WTO clinches first trade deal at Bali meeting
Nusa Dua (Indonesia) – The World Trade Organisation’s 159 member countries approved a deal Saturday to liberalise international trade norms that could potentially add nearly $1 trillion to the global economy.
This is the first successful deal reached by the WTO since it was set up in 1995.
“For the first time in our history: the WTO has truly delivered,” said WTO Director General Roberto Azevêdo.
“I challenged you all, here in Bali, to show the political will we needed to take us across the finish line. You did that. And I thank you for it,” Azevêdo said while addressing closing ceremony of the 9th ministerial conference here.
The new deal called “Bali Package” seeks to liberalise international trade norms and allow developing countries like India to continue offering subsidies for their food procurement programme.
Most member countries including India had approved the deal on Friday.
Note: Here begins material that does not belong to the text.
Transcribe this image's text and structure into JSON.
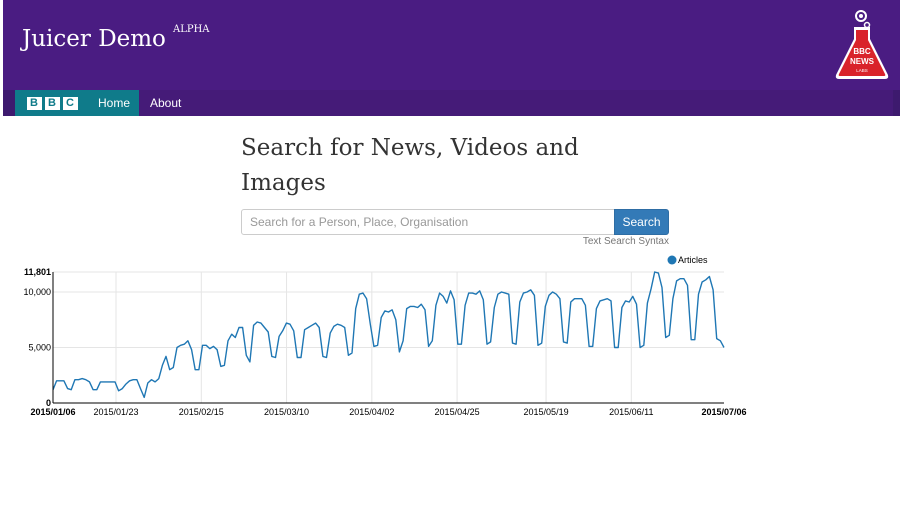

However, some countries le! d by Cuba had threatened to block the deal on concerns over trade facil! itation agreement.
The conference was extended by a day and after nearly 15 hours of negotiations Cuba gave its approval to the deal.
Commerce and Industry Minister Anand Sharma, who headed Indian delegation at the conference, said “Bali declaration is a positive step.”
The “Bali Package” is a selection of issues from the broader Doha Round negotiations.
Echoing calls from many delegations, WTO chief said members’ attention should now turn the rest of the round, known semi-officially as the Doha Development Agenda.
“We did it… we achieved what many said could not be done,” said Indonesia’s Trade Minister Gita Wirjawan.
The deal on the Bali Package was struck after intensive consultations almost round the clock from Dec 4 until the early hours of Dec 6, followed by overnight meetings of heads of all delegations the following night, the WTO said in a statement.